Something like that, but MIDI is sequencing and sequencing
of that type depends on a controller issuing a sequence
to and through a set of channels where each channel has
the instructions (ADSR, note, etc.) that any instrument
can listen to and respond to, but that the orchestrator
will segregate (drums are almost always on channel 10),
but the rest are up for grabs. In other words,
you may have multiple performers. That let's you do
interesting things like layering a sound (instruction
The problem is latency (in/out) and thru or the
saying "sometimes the speed of light isn't fast
If the devices are hooked by midi in/out/thru of
the performing devices, the aggregation
will produce a noticeable response lag after approx.
three devices. A box is used to get the signal and
distribute it simultaneously to all devices, so
the controller sends midi out to the distributor
and it sends midi out to all members of a performance.
Also, some devices can receive midi in, but can't pass
midi out or thru. Thru is used if you want the device
to pass the instruction without reacting to it.
A pipeline isn't the ultimate form of orchestration
if you really need the 'ineluctable modality' of
parallelism. That is why orchestras have conductors
who hold batons and musicians learn to watch both
the baton and the individual copy of the score in
front of them.

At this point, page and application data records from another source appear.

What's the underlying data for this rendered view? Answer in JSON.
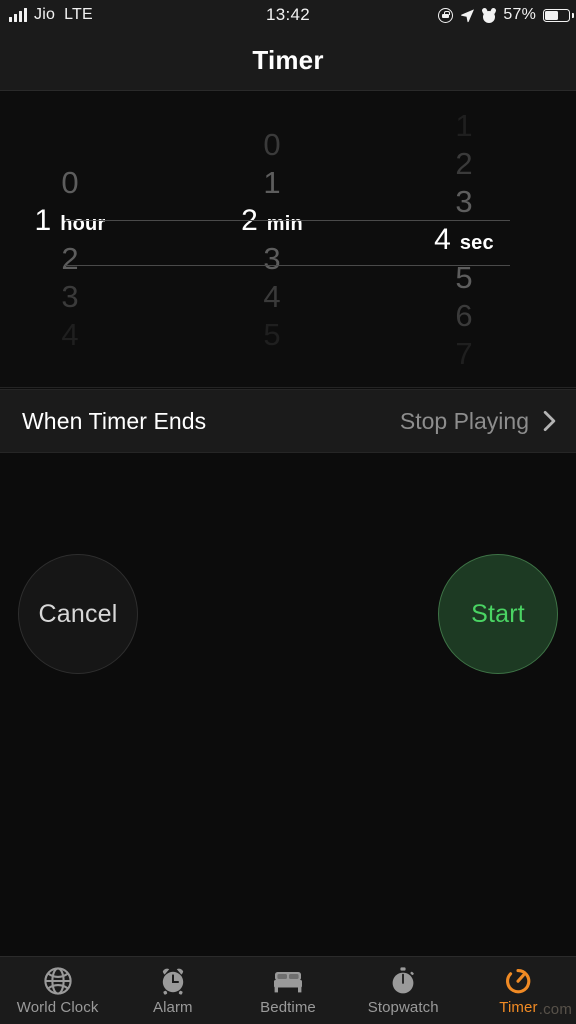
{
  "status_bar": {
    "carrier": "Jio",
    "network": "LTE",
    "time": "13:42",
    "battery_percent": "57%",
    "icons": [
      "signal-bars-icon",
      "rotation-lock-icon",
      "location-arrow-icon",
      "alarm-icon",
      "battery-icon"
    ]
  },
  "nav": {
    "title": "Timer"
  },
  "picker": {
    "columns": [
      {
        "name": "hours",
        "unit": "hour",
        "selected": "1",
        "above": [
          "",
          "0"
        ],
        "below": [
          "2",
          "3",
          "4"
        ]
      },
      {
        "name": "minutes",
        "unit": "min",
        "selected": "2",
        "above": [
          "0",
          "1"
        ],
        "below": [
          "3",
          "4",
          "5"
        ]
      },
      {
        "name": "seconds",
        "unit": "sec",
        "selected": "4",
        "above": [
          "1",
          "2",
          "3"
        ],
        "below": [
          "5",
          "6",
          "7"
        ]
      }
    ]
  },
  "when_timer_ends": {
    "label": "When Timer Ends",
    "value": "Stop Playing",
    "chevron": "chevron-right-icon"
  },
  "actions": {
    "cancel_label": "Cancel",
    "start_label": "Start"
  },
  "tabbar": {
    "items": [
      {
        "label": "World Clock",
        "icon": "globe-icon",
        "active": false
      },
      {
        "label": "Alarm",
        "icon": "alarm-clock-icon",
        "active": false
      },
      {
        "label": "Bedtime",
        "icon": "bed-icon",
        "active": false
      },
      {
        "label": "Stopwatch",
        "icon": "stopwatch-icon",
        "active": false
      },
      {
        "label": "Timer",
        "icon": "timer-icon",
        "active": true
      }
    ]
  },
  "watermark": ".com",
  "colors": {
    "accent_orange": "#f08a24",
    "start_green": "#4ad463",
    "background": "#0c0c0c",
    "panel": "#1b1b1b"
  }
}
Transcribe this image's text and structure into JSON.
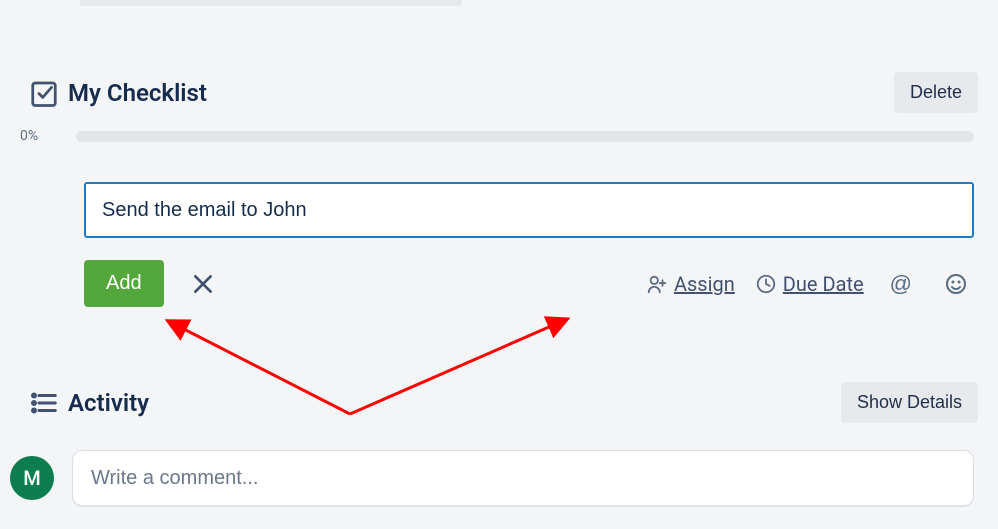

It is why sequencers have thru
and the midi protocol has assignable channels.
It is also why coordinated systems often need
a signal handler for distributing channel information.
Welcome to Hytime and why it was interesting to
enterprise designers even though it started out
as a music notation language. Remember, the modality
of time scales (absolute beat to division representation
to baton movement). The latency of eye movement and
breathing gives it "feeling" as well as the conductor's
movements. Strict midi feels mechanical. Strict
orchestration of enterprise processes do as well.
The comparison to REST is in the instruction types,
that is, what information does a midi instruction
contain and how to extend it. General MIDI is
typical. Beyond that, it gets very task and even
But orchestration middleware has a future. Not
every device is a J.S. Bach, capable of improvising
in six independent voices from a theme.
... dang... now I have to go back to working
on the Fugue In G minor for lute and labor
over a tool-inappropriate task. I think I'll
just do Shakira's Ojos Asi instead. It is
more shocking and less work.
From: Sean McGrath [mailto:email@example.com]
At 09:55 01/03/2002 -0600, Bullard, Claude L (Len) wrote:
>Pipelining is fine. Someday they will discover MIDI. :-)
All software development is a footnote to J.S. Bach.
Conversations between independent voices conducted in accordance
with the sole ineluctable modality - Time.